Think back to the 2012 killing in Florida of Trayvon Martin by George Zimmerman, who was later acquitted in Martin’s death. Or the outrage later that same year over the murder of Jordan Davis, an unarmed black teenager who was shot and killed near a Florida gas station after an encounter in which the shooter, Michael Dunn, felt his life was threatened.
Davis’ death spurred more than a dozen teachers from across the country to organize and create a syllabus for helping “young people grapple with and address the messiness of the world around them.”
Melinda Anderson, a self-described “parent activist” and education writer, was among the group. After Davis’ death, Anderson recalls, many teachers said they wanted to have meaningful conversations with students but didn’t know where to start.
“We said, let’s give them a resource. Let’s break down the resistance or the lack of information,” she says. “Students should have the opportunity to express and to wrestle with what they are seeing. Teachers have a responsibility to help kids find their own voice and to really empower them with strategies for changing this messed-up world we inhabit.”
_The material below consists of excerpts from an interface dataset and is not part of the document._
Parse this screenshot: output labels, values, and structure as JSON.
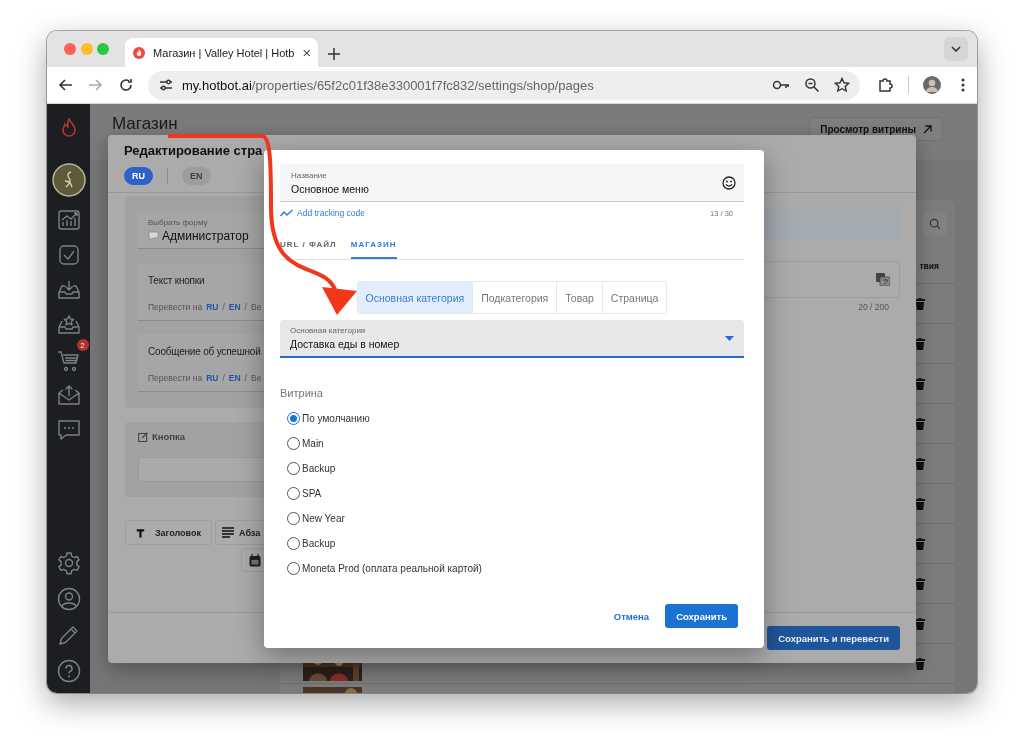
{
  "browser": {
    "tab_title": "Магазин | Valley Hotel | Hotb",
    "url_host": "my.hotbot.ai",
    "url_path": "/properties/65f2c01f38e330001f7fc832/settings/shop/pages"
  },
  "sidebar": {
    "cart_badge": "2"
  },
  "page": {
    "title": "Магазин",
    "view_button": "Просмотр витрины",
    "column_header": "твия"
  },
  "editor": {
    "title": "Редактирование стра",
    "languages": [
      {
        "label": "RU",
        "selected": true
      },
      {
        "label": "EN",
        "selected": false
      }
    ],
    "form_select": {
      "label": "Выбрать форму",
      "value": "Администратор"
    },
    "text_fields": [
      {
        "label": "Текст кнопки",
        "translate_label": "Перевести на",
        "links": [
          "RU",
          "EN"
        ],
        "separator": "/",
        "cut_text": "Ве"
      },
      {
        "label": "Сообщение об успешной",
        "translate_label": "Перевести на",
        "links": [
          "RU",
          "EN"
        ],
        "separator": "/",
        "cut_text": "Ве"
      }
    ],
    "button_section": {
      "title": "Кнопка"
    },
    "blocks": [
      "Заголовок",
      "Абза"
    ],
    "counter": "20 / 200",
    "save_translate_button": "Сохранить и перевести"
  },
  "dialog": {
    "name_field": {
      "label": "Название",
      "value": "Основное меню"
    },
    "tracking_link": "Add tracking code",
    "name_counter": "13 / 30",
    "tabs": [
      {
        "label": "URL / ФАЙЛ",
        "selected": false
      },
      {
        "label": "МАГАЗИН",
        "selected": true
      }
    ],
    "segments": [
      {
        "label": "Основная категория",
        "selected": true
      },
      {
        "label": "Подкатегория",
        "selected": false
      },
      {
        "label": "Товар",
        "selected": false
      },
      {
        "label": "Страница",
        "selected": false
      }
    ],
    "category_select": {
      "label": "Основная категория",
      "value": "Доставка еды в номер"
    },
    "showcase": {
      "title": "Витрина",
      "options": [
        {
          "label": "По умолчанию",
          "selected": true
        },
        {
          "label": "Main",
          "selected": false
        },
        {
          "label": "Backup",
          "selected": false
        },
        {
          "label": "SPA",
          "selected": false
        },
        {
          "label": "New Year",
          "selected": false
        },
        {
          "label": "Backup",
          "selected": false
        },
        {
          "label": "Moneta Prod (оплата реальной картой)",
          "selected": false
        }
      ]
    },
    "buttons": {
      "cancel": "Отмена",
      "save": "Сохранить"
    }
  }
}
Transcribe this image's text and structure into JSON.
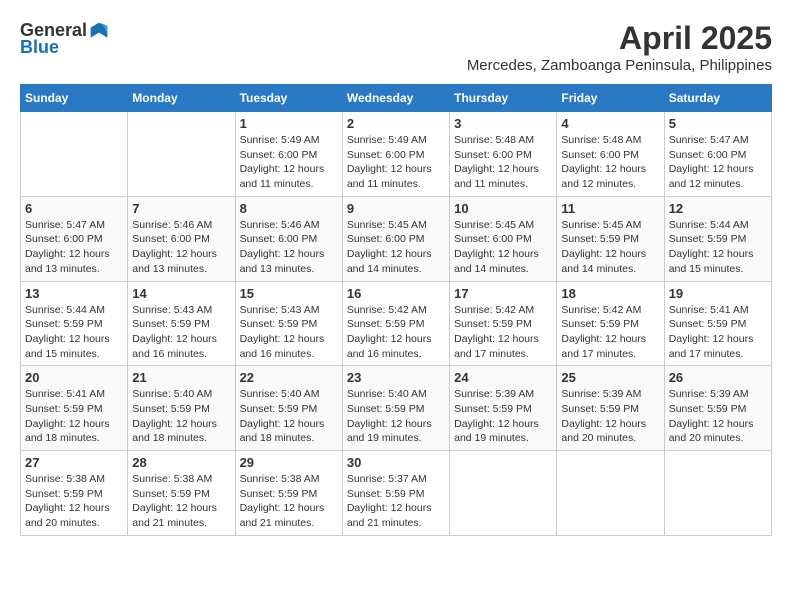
{
  "logo": {
    "general": "General",
    "blue": "Blue"
  },
  "title": "April 2025",
  "location": "Mercedes, Zamboanga Peninsula, Philippines",
  "days_of_week": [
    "Sunday",
    "Monday",
    "Tuesday",
    "Wednesday",
    "Thursday",
    "Friday",
    "Saturday"
  ],
  "weeks": [
    [
      {
        "day": "",
        "info": ""
      },
      {
        "day": "",
        "info": ""
      },
      {
        "day": "1",
        "info": "Sunrise: 5:49 AM\nSunset: 6:00 PM\nDaylight: 12 hours and 11 minutes."
      },
      {
        "day": "2",
        "info": "Sunrise: 5:49 AM\nSunset: 6:00 PM\nDaylight: 12 hours and 11 minutes."
      },
      {
        "day": "3",
        "info": "Sunrise: 5:48 AM\nSunset: 6:00 PM\nDaylight: 12 hours and 11 minutes."
      },
      {
        "day": "4",
        "info": "Sunrise: 5:48 AM\nSunset: 6:00 PM\nDaylight: 12 hours and 12 minutes."
      },
      {
        "day": "5",
        "info": "Sunrise: 5:47 AM\nSunset: 6:00 PM\nDaylight: 12 hours and 12 minutes."
      }
    ],
    [
      {
        "day": "6",
        "info": "Sunrise: 5:47 AM\nSunset: 6:00 PM\nDaylight: 12 hours and 13 minutes."
      },
      {
        "day": "7",
        "info": "Sunrise: 5:46 AM\nSunset: 6:00 PM\nDaylight: 12 hours and 13 minutes."
      },
      {
        "day": "8",
        "info": "Sunrise: 5:46 AM\nSunset: 6:00 PM\nDaylight: 12 hours and 13 minutes."
      },
      {
        "day": "9",
        "info": "Sunrise: 5:45 AM\nSunset: 6:00 PM\nDaylight: 12 hours and 14 minutes."
      },
      {
        "day": "10",
        "info": "Sunrise: 5:45 AM\nSunset: 6:00 PM\nDaylight: 12 hours and 14 minutes."
      },
      {
        "day": "11",
        "info": "Sunrise: 5:45 AM\nSunset: 5:59 PM\nDaylight: 12 hours and 14 minutes."
      },
      {
        "day": "12",
        "info": "Sunrise: 5:44 AM\nSunset: 5:59 PM\nDaylight: 12 hours and 15 minutes."
      }
    ],
    [
      {
        "day": "13",
        "info": "Sunrise: 5:44 AM\nSunset: 5:59 PM\nDaylight: 12 hours and 15 minutes."
      },
      {
        "day": "14",
        "info": "Sunrise: 5:43 AM\nSunset: 5:59 PM\nDaylight: 12 hours and 16 minutes."
      },
      {
        "day": "15",
        "info": "Sunrise: 5:43 AM\nSunset: 5:59 PM\nDaylight: 12 hours and 16 minutes."
      },
      {
        "day": "16",
        "info": "Sunrise: 5:42 AM\nSunset: 5:59 PM\nDaylight: 12 hours and 16 minutes."
      },
      {
        "day": "17",
        "info": "Sunrise: 5:42 AM\nSunset: 5:59 PM\nDaylight: 12 hours and 17 minutes."
      },
      {
        "day": "18",
        "info": "Sunrise: 5:42 AM\nSunset: 5:59 PM\nDaylight: 12 hours and 17 minutes."
      },
      {
        "day": "19",
        "info": "Sunrise: 5:41 AM\nSunset: 5:59 PM\nDaylight: 12 hours and 17 minutes."
      }
    ],
    [
      {
        "day": "20",
        "info": "Sunrise: 5:41 AM\nSunset: 5:59 PM\nDaylight: 12 hours and 18 minutes."
      },
      {
        "day": "21",
        "info": "Sunrise: 5:40 AM\nSunset: 5:59 PM\nDaylight: 12 hours and 18 minutes."
      },
      {
        "day": "22",
        "info": "Sunrise: 5:40 AM\nSunset: 5:59 PM\nDaylight: 12 hours and 18 minutes."
      },
      {
        "day": "23",
        "info": "Sunrise: 5:40 AM\nSunset: 5:59 PM\nDaylight: 12 hours and 19 minutes."
      },
      {
        "day": "24",
        "info": "Sunrise: 5:39 AM\nSunset: 5:59 PM\nDaylight: 12 hours and 19 minutes."
      },
      {
        "day": "25",
        "info": "Sunrise: 5:39 AM\nSunset: 5:59 PM\nDaylight: 12 hours and 20 minutes."
      },
      {
        "day": "26",
        "info": "Sunrise: 5:39 AM\nSunset: 5:59 PM\nDaylight: 12 hours and 20 minutes."
      }
    ],
    [
      {
        "day": "27",
        "info": "Sunrise: 5:38 AM\nSunset: 5:59 PM\nDaylight: 12 hours and 20 minutes."
      },
      {
        "day": "28",
        "info": "Sunrise: 5:38 AM\nSunset: 5:59 PM\nDaylight: 12 hours and 21 minutes."
      },
      {
        "day": "29",
        "info": "Sunrise: 5:38 AM\nSunset: 5:59 PM\nDaylight: 12 hours and 21 minutes."
      },
      {
        "day": "30",
        "info": "Sunrise: 5:37 AM\nSunset: 5:59 PM\nDaylight: 12 hours and 21 minutes."
      },
      {
        "day": "",
        "info": ""
      },
      {
        "day": "",
        "info": ""
      },
      {
        "day": "",
        "info": ""
      }
    ]
  ]
}
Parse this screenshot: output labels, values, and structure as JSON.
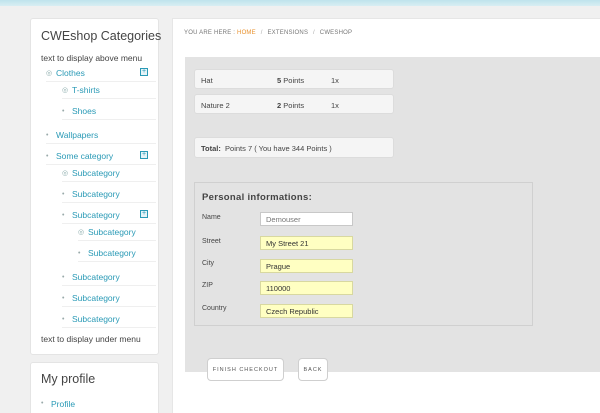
{
  "sidebar": {
    "title": "CWEshop Categories",
    "above_text": "text to display above menu",
    "below_text": "text to display under menu",
    "items": {
      "clothes": "Clothes",
      "tshirts": "T-shirts",
      "shoes": "Shoes",
      "wallpapers": "Wallpapers",
      "some_category": "Some category",
      "sub1": "Subcategory",
      "sub2": "Subcategory",
      "sub3": "Subcategory",
      "sub3a": "Subcategory",
      "sub3b": "Subcategory",
      "sub4": "Subcategory",
      "sub5": "Subcategory",
      "sub6": "Subcategory"
    },
    "expand_glyph": "+"
  },
  "profile": {
    "title": "My profile",
    "link": "Profile"
  },
  "breadcrumb": {
    "prefix": "YOU ARE HERE :",
    "home": "HOME",
    "sep": "/",
    "extensions": "EXTENSIONS",
    "current": "CWESHOP"
  },
  "cart": {
    "items": [
      {
        "name": "Hat",
        "points": "5",
        "points_label": "Points",
        "qty": "1x"
      },
      {
        "name": "Nature 2",
        "points": "2",
        "points_label": "Points",
        "qty": "1x"
      }
    ],
    "total_label": "Total:",
    "total_text": "Points 7 ( You have 344 Points )"
  },
  "form": {
    "title": "Personal informations:",
    "name_label": "Name",
    "name_placeholder": "Demouser",
    "street_label": "Street",
    "street_value": "My Street 21",
    "city_label": "City",
    "city_value": "Prague",
    "zip_label": "ZIP",
    "zip_value": "110000",
    "country_label": "Country",
    "country_value": "Czech Republic"
  },
  "buttons": {
    "finish": "FINISH CHECKOUT",
    "back": "BACK"
  }
}
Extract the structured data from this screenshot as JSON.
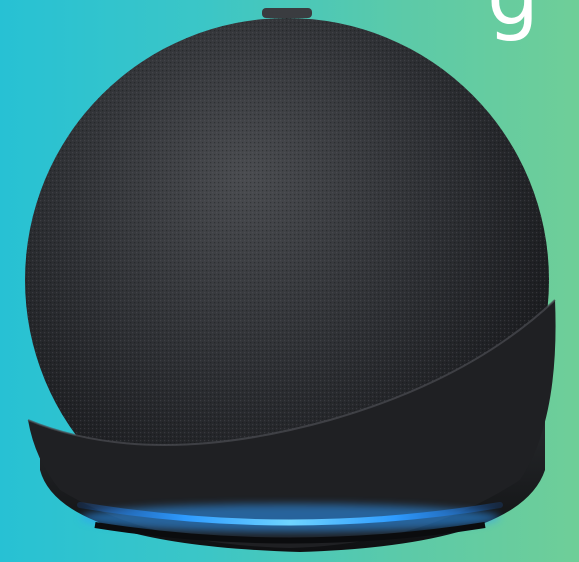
{
  "scene": {
    "subject": "smart-speaker",
    "colors": {
      "background_left": "#27c1d4",
      "background_right": "#6fce98",
      "speaker_fabric": "#2b2d30",
      "speaker_base": "#1c1d20",
      "light_ring": "#2e9bff"
    },
    "cropped_text": "g"
  }
}
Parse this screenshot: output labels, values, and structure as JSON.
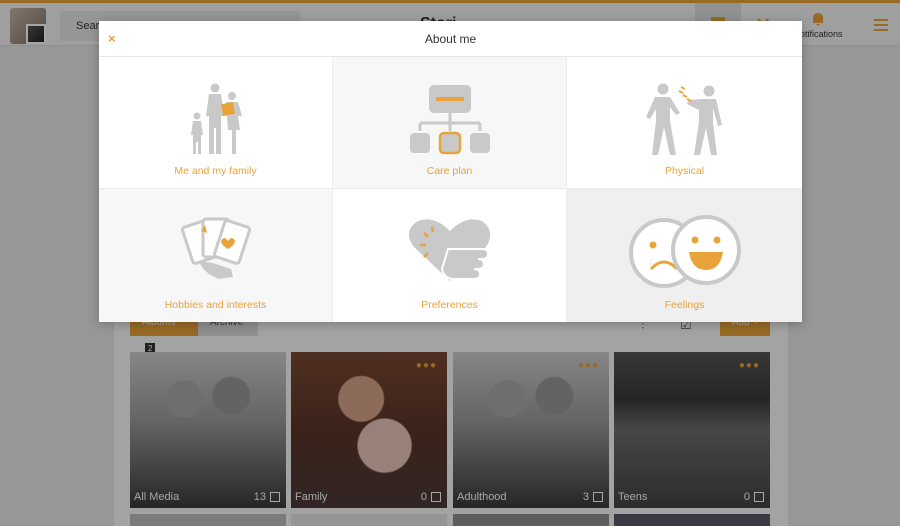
{
  "app": {
    "search_label": "Search",
    "brand": "Stori",
    "notifications_label": "Notifications"
  },
  "tabs": {
    "albums_label": "Albums",
    "albums_badge": "2",
    "archive_label": "Archive"
  },
  "toolbar": {
    "add_label": "Add +"
  },
  "albums": [
    {
      "title": "All Media",
      "count": "13"
    },
    {
      "title": "Family",
      "count": "0"
    },
    {
      "title": "Adulthood",
      "count": "3"
    },
    {
      "title": "Teens",
      "count": "0"
    }
  ],
  "modal": {
    "title": "About me",
    "close_glyph": "×",
    "items": [
      {
        "label": "Me and my family",
        "icon": "family-icon"
      },
      {
        "label": "Care plan",
        "icon": "care-plan-icon"
      },
      {
        "label": "Physical",
        "icon": "physical-icon"
      },
      {
        "label": "Hobbies and interests",
        "icon": "hobbies-icon"
      },
      {
        "label": "Preferences",
        "icon": "preferences-icon"
      },
      {
        "label": "Feelings",
        "icon": "feelings-icon"
      }
    ]
  },
  "colors": {
    "accent": "#e8a33a",
    "icon_grey": "#c9c9c9"
  }
}
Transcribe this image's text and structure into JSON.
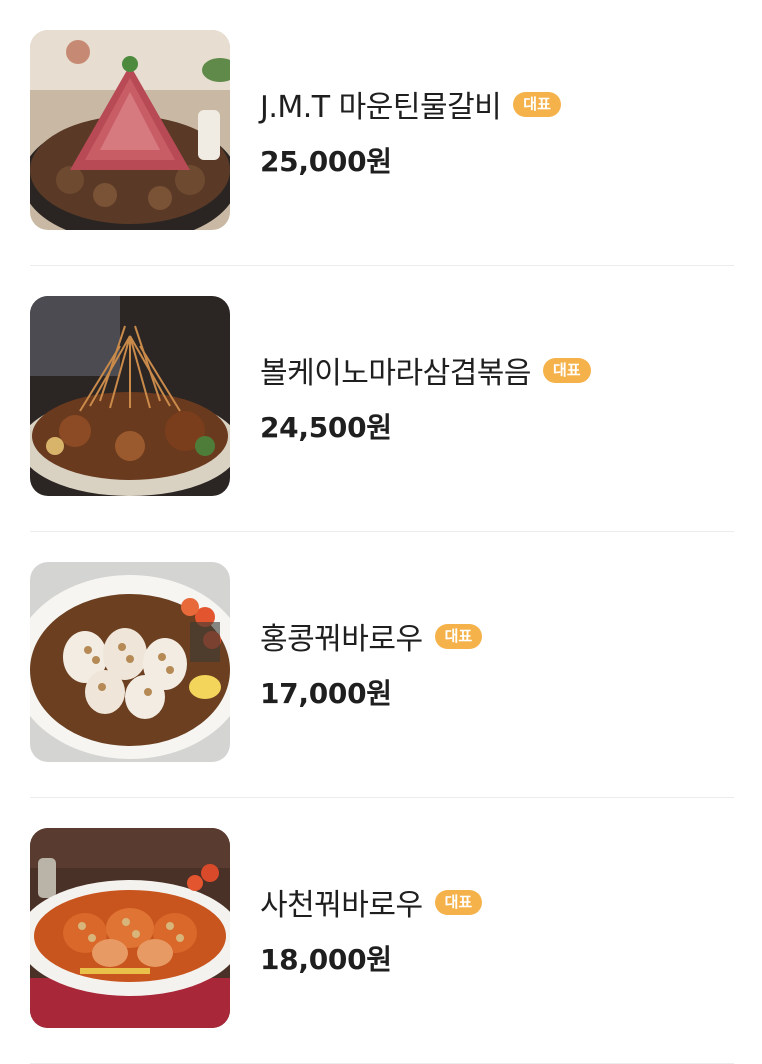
{
  "menu": {
    "items": [
      {
        "name": "J.M.T 마운틴물갈비",
        "badge": "대표",
        "price": "25,000원",
        "image_icon": "beef-galbi-photo"
      },
      {
        "name": "볼케이노마라삼겹볶음",
        "badge": "대표",
        "price": "24,500원",
        "image_icon": "mala-pork-photo"
      },
      {
        "name": "홍콩꿔바로우",
        "badge": "대표",
        "price": "17,000원",
        "image_icon": "hongkong-guobaorou-photo"
      },
      {
        "name": "사천꿔바로우",
        "badge": "대표",
        "price": "18,000원",
        "image_icon": "sichuan-guobaorou-photo"
      }
    ]
  },
  "colors": {
    "badge_bg": "#f5b24a",
    "text": "#1f1f1f",
    "divider": "#ececec"
  }
}
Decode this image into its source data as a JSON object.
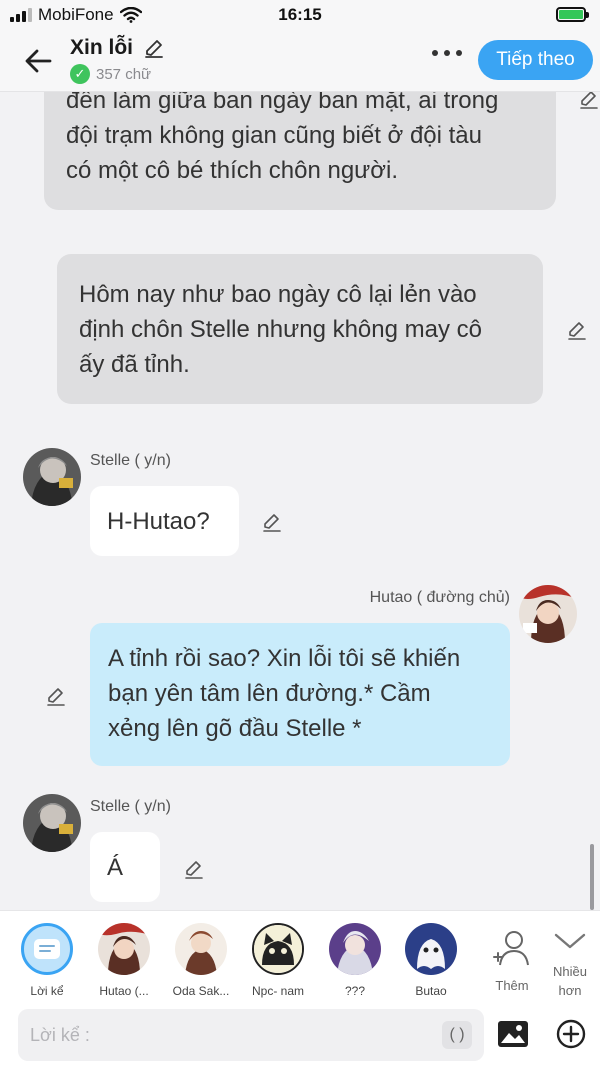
{
  "status_bar": {
    "carrier": "MobiFone",
    "time": "16:15"
  },
  "header": {
    "title": "Xin lỗi",
    "word_count": "357 chữ",
    "next_button": "Tiếp theo"
  },
  "messages": [
    {
      "type": "narration",
      "lines": [
        "đến làm giữa ban ngày ban mặt, ai trong",
        "đội trạm không gian cũng biết ở đội tàu",
        "có một cô bé thích chôn người."
      ]
    },
    {
      "type": "narration",
      "lines": [
        "Hôm nay như bao ngày cô lại lẻn vào",
        "định chôn Stelle nhưng không may cô",
        "ấy đã tỉnh."
      ]
    },
    {
      "type": "dialogue",
      "speaker": "Stelle ( y/n)",
      "lines": [
        "H-Hutao?"
      ]
    },
    {
      "type": "dialogue",
      "speaker": "Hutao ( đường chủ)",
      "lines": [
        "A tỉnh rồi sao? Xin lỗi tôi sẽ khiến",
        "bạn yên tâm lên đường.* Cầm",
        "xẻng lên gõ đầu Stelle *"
      ]
    },
    {
      "type": "dialogue",
      "speaker": "Stelle ( y/n)",
      "lines": [
        "Á"
      ]
    }
  ],
  "characters": [
    {
      "label": "Lời kể",
      "icon": "narration-icon"
    },
    {
      "label": "Hutao (...",
      "icon": "avatar-hutao"
    },
    {
      "label": "Oda Sak...",
      "icon": "avatar-oda"
    },
    {
      "label": "Npc- nam",
      "icon": "avatar-npc-cat"
    },
    {
      "label": "???",
      "icon": "avatar-unknown"
    },
    {
      "label": "Butao",
      "icon": "avatar-butao"
    }
  ],
  "side_buttons": {
    "add_label": "Thêm",
    "more_line1": "Nhiều",
    "more_line2": "hơn"
  },
  "input": {
    "placeholder": "Lời kể :",
    "paren_label": "( )"
  },
  "colors": {
    "accent": "#3aa4f3",
    "narration_bubble": "#dedee0",
    "own_bubble": "#c9ecfb",
    "check": "#3fc45d"
  }
}
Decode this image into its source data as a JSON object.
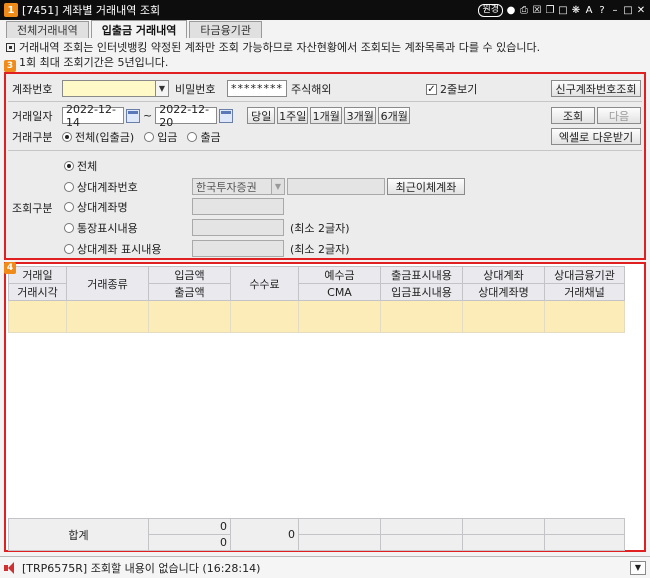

Who’s In The Room?
One thing the curriculum suggests — which isn’t unique to Davis’ death — is that teachers should pay attention to who’s in the room, and tackle the conversation accordingly.
“If it is a predominately white classroom, please don’t use the minority student as the ‘expert informant’ whose job it is to ‘tell it like it is,’ ” they write. “That’s a whole lot of pressure to put on a kid. On the same note, if you teach in a school where students are mostly African-American (or students of color in general), share how you feel about it, how it makes you angry and sad. Then give them space to talk about it.”
Anderson is a parent too, and she says she expects to hear her son’s teacher address Brown’s killing when school begins in less than two weeks.
“To me, one of his teachers can’t walk into his classroom with the lesson plan that was developed August 1 and not talk about Mike Brown in Ferguson,” she says.
Of course, that’s not always so easy. Teachers and schools at the start of the school year face all kinds of demands on the limited class time they have with students.
Erin Stevenson says even so, it’s a conversation that needs to happen.
“Ultimately, I care more that my students are informed, engaged, active citizens of the world,” she says. “If they don’t care to pay attention or don’t feel it affects them, then I haven’t done my job.”